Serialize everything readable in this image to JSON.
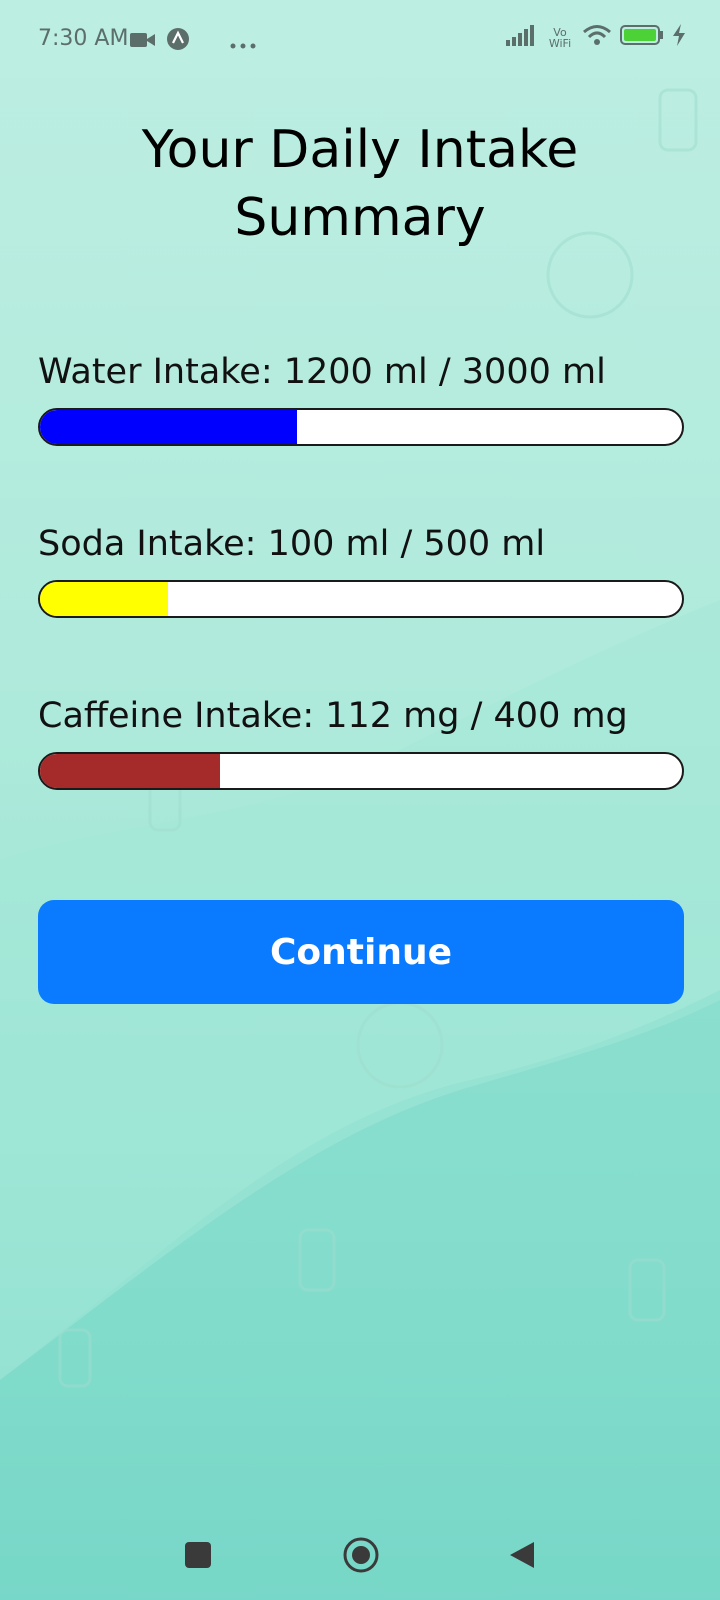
{
  "status_bar": {
    "time": "7:30 AM",
    "network_label": "Vo WiFi",
    "battery_level": 0.95,
    "icons": [
      "video-camera-icon",
      "app-notification-icon",
      "more-dots-icon",
      "signal-icon",
      "wifi-icon",
      "battery-icon",
      "charging-icon"
    ]
  },
  "title_line1": "Your Daily Intake",
  "title_line2": "Summary",
  "metrics": [
    {
      "label": "Water Intake: 1200 ml / 3000 ml",
      "current": 1200,
      "target": 3000,
      "unit": "ml",
      "color": "#0000ff"
    },
    {
      "label": "Soda Intake: 100 ml / 500 ml",
      "current": 100,
      "target": 500,
      "unit": "ml",
      "color": "#ffff00"
    },
    {
      "label": "Caffeine Intake: 112 mg / 400 mg",
      "current": 112,
      "target": 400,
      "unit": "mg",
      "color": "#a52a2a"
    }
  ],
  "continue_label": "Continue",
  "colors": {
    "accent": "#0a7bff",
    "background": "#b3ecdf"
  },
  "nav": {
    "icons": [
      "recents-square-icon",
      "home-circle-icon",
      "back-triangle-icon"
    ]
  }
}
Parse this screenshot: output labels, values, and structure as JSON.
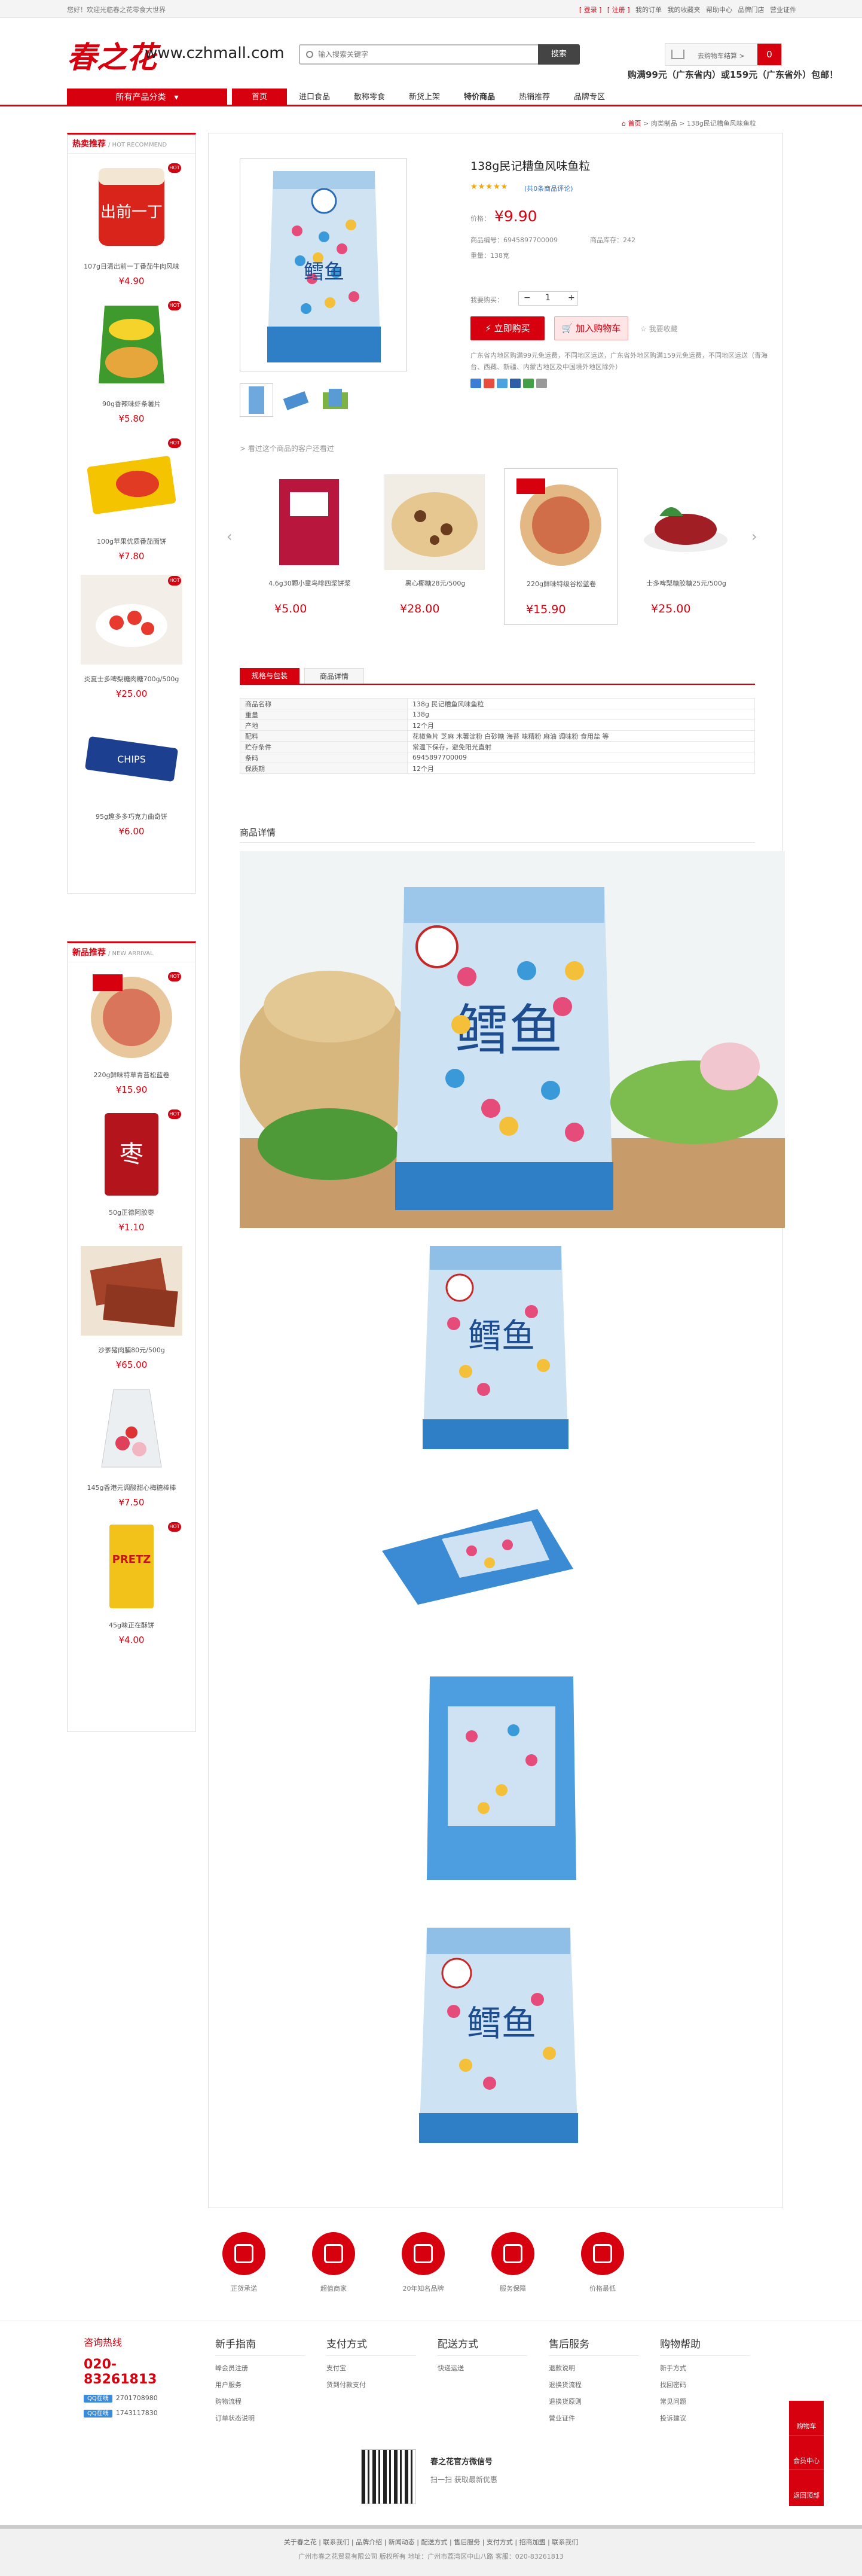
{
  "topbar": {
    "welcome": "您好！欢迎光临春之花零食大世界",
    "links": [
      "[ 登录 ]",
      "[ 注册 ]",
      "我的订单",
      "我的收藏夹",
      "帮助中心",
      "品牌门店",
      "营业证件"
    ]
  },
  "header": {
    "logo_cn": "春之花",
    "logo_url": "www.czhmall.com",
    "search_placeholder": "输入搜索关键字",
    "search_button": "搜索",
    "cart_label": "去购物车结算 >",
    "cart_count": "0",
    "free_shipping": "购满99元（广东省内）或159元（广东省外）包邮！"
  },
  "nav": {
    "category_button": "所有产品分类",
    "items": [
      "首页",
      "进口食品",
      "散称零食",
      "新货上架",
      "特价商品",
      "热销推荐",
      "品牌专区"
    ]
  },
  "breadcrumb": {
    "home": "首页",
    "items": [
      "> 肉类制品",
      "> 138g民记糟鱼风味鱼粒"
    ]
  },
  "hot": {
    "title": "热卖推荐",
    "subtitle": "/ HOT RECOMMEND",
    "items": [
      {
        "name": "107g日清出前一丁番茄牛肉风味",
        "price": "¥4.90",
        "hot": "HOT"
      },
      {
        "name": "90g香辣味虾条薯片",
        "price": "¥5.80",
        "hot": "HOT"
      },
      {
        "name": "100g苹果优质番茄面饼",
        "price": "¥7.80",
        "hot": "HOT"
      },
      {
        "name": "炎夏士多啤梨糖肉糖700g/500g",
        "price": "¥25.00",
        "hot": "HOT"
      },
      {
        "name": "95g趣多多巧克力曲奇饼",
        "price": "¥6.00",
        "hot": ""
      }
    ]
  },
  "new_arrival": {
    "title": "新品推荐",
    "subtitle": "/ NEW ARRIVAL",
    "items": [
      {
        "name": "220g鲜味特草青苔松蓝卷",
        "price": "¥15.90",
        "hot": "HOT"
      },
      {
        "name": "50g正德阿胶枣",
        "price": "¥1.10",
        "hot": "HOT"
      },
      {
        "name": "沙爹猪肉脯80元/500g",
        "price": "¥65.00",
        "hot": ""
      },
      {
        "name": "145g香港元调酸甜心梅糖棒棒",
        "price": "¥7.50",
        "hot": ""
      },
      {
        "name": "45g味正在酥饼",
        "price": "¥4.00",
        "hot": "HOT"
      }
    ]
  },
  "product": {
    "title": "138g民记糟鱼风味鱼粒",
    "stars": "★★★★★",
    "reviews": "(共0条商品评论)",
    "price_label": "价格：",
    "price": "¥9.90",
    "sku_label": "商品编号：6945897700009",
    "stock_label": "商品库存：242",
    "weight_label": "重量：138克",
    "qty_label": "我要购买：",
    "qty": "1",
    "buy_button": "立即购买",
    "cart_button": "加入购物车",
    "favorite": "☆ 我要收藏",
    "shipping": "广东省内地区购满99元免运费，不同地区运送，广东省外地区购满159元免运费，不同地区运送（青海台、西藏、新疆、内蒙古地区及中国境外地区除外）"
  },
  "related": {
    "title": "> 看过这个商品的客户还看过",
    "items": [
      {
        "name": "4.6g30颗小童鸟啡四浆饼浆",
        "price": "¥5.00"
      },
      {
        "name": "黑心椰糖28元/500g",
        "price": "¥28.00"
      },
      {
        "name": "220g鲜味特级谷松蓝卷",
        "price": "¥15.90"
      },
      {
        "name": "士多啤梨糖胶糖25元/500g",
        "price": "¥25.00"
      }
    ]
  },
  "spec": {
    "tabs": [
      "规格与包装",
      "商品详情"
    ],
    "rows": [
      [
        "商品名称",
        "138g 民记糟鱼风味鱼粒"
      ],
      [
        "重量",
        "138g"
      ],
      [
        "产地",
        "12个月"
      ],
      [
        "配料",
        "花椒鱼片 芝麻 木薯淀粉 白砂糖 海苔 味精粉 麻油 调味粉 食用盐 等"
      ],
      [
        "贮存条件",
        "常温下保存，避免阳光直射"
      ],
      [
        "条码",
        "6945897700009"
      ],
      [
        "保质期",
        "12个月"
      ]
    ],
    "detail_title": "商品详情"
  },
  "services": [
    "正货承诺",
    "超值商家",
    "20年知名品牌",
    "服务保障",
    "价格最低"
  ],
  "footer": {
    "hotline_title": "咨询热线",
    "hotline": "020-83261813",
    "qq": [
      [
        "QQ在线",
        "2701708980"
      ],
      [
        "QQ在线",
        "1743117830"
      ]
    ],
    "cols": [
      {
        "title": "新手指南",
        "items": [
          "峰会员注册",
          "用户服务",
          "购物流程",
          "订单状态说明"
        ]
      },
      {
        "title": "支付方式",
        "items": [
          "支付宝",
          "货到付款支付"
        ]
      },
      {
        "title": "配送方式",
        "items": [
          "快递运送"
        ]
      },
      {
        "title": "售后服务",
        "items": [
          "退款说明",
          "退换货流程",
          "退换货原则",
          "营业证件"
        ]
      },
      {
        "title": "购物帮助",
        "items": [
          "新手方式",
          "找回密码",
          "常见问题",
          "投诉建议"
        ]
      }
    ],
    "qr_title": "春之花官方微信号",
    "qr_sub": "扫一扫  获取最新优惠",
    "side": [
      "购物车",
      "会员中心",
      "返回顶部"
    ],
    "bottom_links": "关于春之花 | 联系我们 | 品牌介绍 | 新闻动态 | 配送方式 | 售后服务 | 支付方式 | 招商加盟 | 联系我们",
    "copyright": "广州市春之花贸易有限公司 版权所有 地址：广州市荔湾区中山八路 客服：020-83261813"
  },
  "colors": {
    "brand": "#d7000f",
    "accent_star": "#f7a500"
  }
}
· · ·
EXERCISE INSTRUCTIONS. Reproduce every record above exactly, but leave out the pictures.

RESULT.
Serialize everything readable in this image to JSON.
{
  "status_bar": {
    "time": "7:30 AM",
    "network_label": "Vo WiFi",
    "battery_level": 0.95,
    "icons": [
      "video-camera-icon",
      "app-notification-icon",
      "more-dots-icon",
      "signal-icon",
      "wifi-icon",
      "battery-icon",
      "charging-icon"
    ]
  },
  "title_line1": "Your Daily Intake",
  "title_line2": "Summary",
  "metrics": [
    {
      "label": "Water Intake: 1200 ml / 3000 ml",
      "current": 1200,
      "target": 3000,
      "unit": "ml",
      "color": "#0000ff"
    },
    {
      "label": "Soda Intake: 100 ml / 500 ml",
      "current": 100,
      "target": 500,
      "unit": "ml",
      "color": "#ffff00"
    },
    {
      "label": "Caffeine Intake: 112 mg / 400 mg",
      "current": 112,
      "target": 400,
      "unit": "mg",
      "color": "#a52a2a"
    }
  ],
  "continue_label": "Continue",
  "colors": {
    "accent": "#0a7bff",
    "background": "#b3ecdf"
  },
  "nav": {
    "icons": [
      "recents-square-icon",
      "home-circle-icon",
      "back-triangle-icon"
    ]
  }
}
Parse this screenshot: output labels, values, and structure as JSON.
{
  "topbar": {
    "welcome": "您好！欢迎光临春之花零食大世界",
    "links": [
      "[ 登录 ]",
      "[ 注册 ]",
      "我的订单",
      "我的收藏夹",
      "帮助中心",
      "品牌门店",
      "营业证件"
    ]
  },
  "header": {
    "logo_cn": "春之花",
    "logo_url": "www.czhmall.com",
    "search_placeholder": "输入搜索关键字",
    "search_button": "搜索",
    "cart_label": "去购物车结算 >",
    "cart_count": "0",
    "free_shipping": "购满99元（广东省内）或159元（广东省外）包邮！"
  },
  "nav": {
    "category_button": "所有产品分类",
    "items": [
      "首页",
      "进口食品",
      "散称零食",
      "新货上架",
      "特价商品",
      "热销推荐",
      "品牌专区"
    ]
  },
  "breadcrumb": {
    "home": "首页",
    "items": [
      "> 肉类制品",
      "> 138g民记糟鱼风味鱼粒"
    ]
  },
  "hot": {
    "title": "热卖推荐",
    "subtitle": "/ HOT RECOMMEND",
    "items": [
      {
        "name": "107g日清出前一丁番茄牛肉风味",
        "price": "¥4.90",
        "hot": "HOT"
      },
      {
        "name": "90g香辣味虾条薯片",
        "price": "¥5.80",
        "hot": "HOT"
      },
      {
        "name": "100g苹果优质番茄面饼",
        "price": "¥7.80",
        "hot": "HOT"
      },
      {
        "name": "炎夏士多啤梨糖肉糖700g/500g",
        "price": "¥25.00",
        "hot": "HOT"
      },
      {
        "name": "95g趣多多巧克力曲奇饼",
        "price": "¥6.00",
        "hot": ""
      }
    ]
  },
  "new_arrival": {
    "title": "新品推荐",
    "subtitle": "/ NEW ARRIVAL",
    "items": [
      {
        "name": "220g鲜味特草青苔松蓝卷",
        "price": "¥15.90",
        "hot": "HOT"
      },
      {
        "name": "50g正德阿胶枣",
        "price": "¥1.10",
        "hot": "HOT"
      },
      {
        "name": "沙爹猪肉脯80元/500g",
        "price": "¥65.00",
        "hot": ""
      },
      {
        "name": "145g香港元调酸甜心梅糖棒棒",
        "price": "¥7.50",
        "hot": ""
      },
      {
        "name": "45g味正在酥饼",
        "price": "¥4.00",
        "hot": "HOT"
      }
    ]
  },
  "product": {
    "title": "138g民记糟鱼风味鱼粒",
    "stars": "★★★★★",
    "reviews": "(共0条商品评论)",
    "price_label": "价格：",
    "price": "¥9.90",
    "sku_label": "商品编号：6945897700009",
    "stock_label": "商品库存：242",
    "weight_label": "重量：138克",
    "qty_label": "我要购买：",
    "qty": "1",
    "buy_button": "立即购买",
    "cart_button": "加入购物车",
    "favorite": "☆ 我要收藏",
    "shipping": "广东省内地区购满99元免运费，不同地区运送，广东省外地区购满159元免运费，不同地区运送（青海台、西藏、新疆、内蒙古地区及中国境外地区除外）"
  },
  "related": {
    "title": "> 看过这个商品的客户还看过",
    "items": [
      {
        "name": "4.6g30颗小童鸟啡四浆饼浆",
        "price": "¥5.00"
      },
      {
        "name": "黑心椰糖28元/500g",
        "price": "¥28.00"
      },
      {
        "name": "220g鲜味特级谷松蓝卷",
        "price": "¥15.90"
      },
      {
        "name": "士多啤梨糖胶糖25元/500g",
        "price": "¥25.00"
      }
    ]
  },
  "spec": {
    "tabs": [
      "规格与包装",
      "商品详情"
    ],
    "rows": [
      [
        "商品名称",
        "138g 民记糟鱼风味鱼粒"
      ],
      [
        "重量",
        "138g"
      ],
      [
        "产地",
        "12个月"
      ],
      [
        "配料",
        "花椒鱼片 芝麻 木薯淀粉 白砂糖 海苔 味精粉 麻油 调味粉 食用盐 等"
      ],
      [
        "贮存条件",
        "常温下保存，避免阳光直射"
      ],
      [
        "条码",
        "6945897700009"
      ],
      [
        "保质期",
        "12个月"
      ]
    ],
    "detail_title": "商品详情"
  },
  "services": [
    "正货承诺",
    "超值商家",
    "20年知名品牌",
    "服务保障",
    "价格最低"
  ],
  "footer": {
    "hotline_title": "咨询热线",
    "hotline": "020-83261813",
    "qq": [
      [
        "QQ在线",
        "2701708980"
      ],
      [
        "QQ在线",
        "1743117830"
      ]
    ],
    "cols": [
      {
        "title": "新手指南",
        "items": [
          "峰会员注册",
          "用户服务",
          "购物流程",
          "订单状态说明"
        ]
      },
      {
        "title": "支付方式",
        "items": [
          "支付宝",
          "货到付款支付"
        ]
      },
      {
        "title": "配送方式",
        "items": [
          "快递运送"
        ]
      },
      {
        "title": "售后服务",
        "items": [
          "退款说明",
          "退换货流程",
          "退换货原则",
          "营业证件"
        ]
      },
      {
        "title": "购物帮助",
        "items": [
          "新手方式",
          "找回密码",
          "常见问题",
          "投诉建议"
        ]
      }
    ],
    "qr_title": "春之花官方微信号",
    "qr_sub": "扫一扫  获取最新优惠",
    "side": [
      "购物车",
      "会员中心",
      "返回顶部"
    ],
    "bottom_links": "关于春之花 | 联系我们 | 品牌介绍 | 新闻动态 | 配送方式 | 售后服务 | 支付方式 | 招商加盟 | 联系我们",
    "copyright": "广州市春之花贸易有限公司 版权所有 地址：广州市荔湾区中山八路 客服：020-83261813"
  },
  "colors": {
    "brand": "#d7000f",
    "accent_star": "#f7a500"
  }
}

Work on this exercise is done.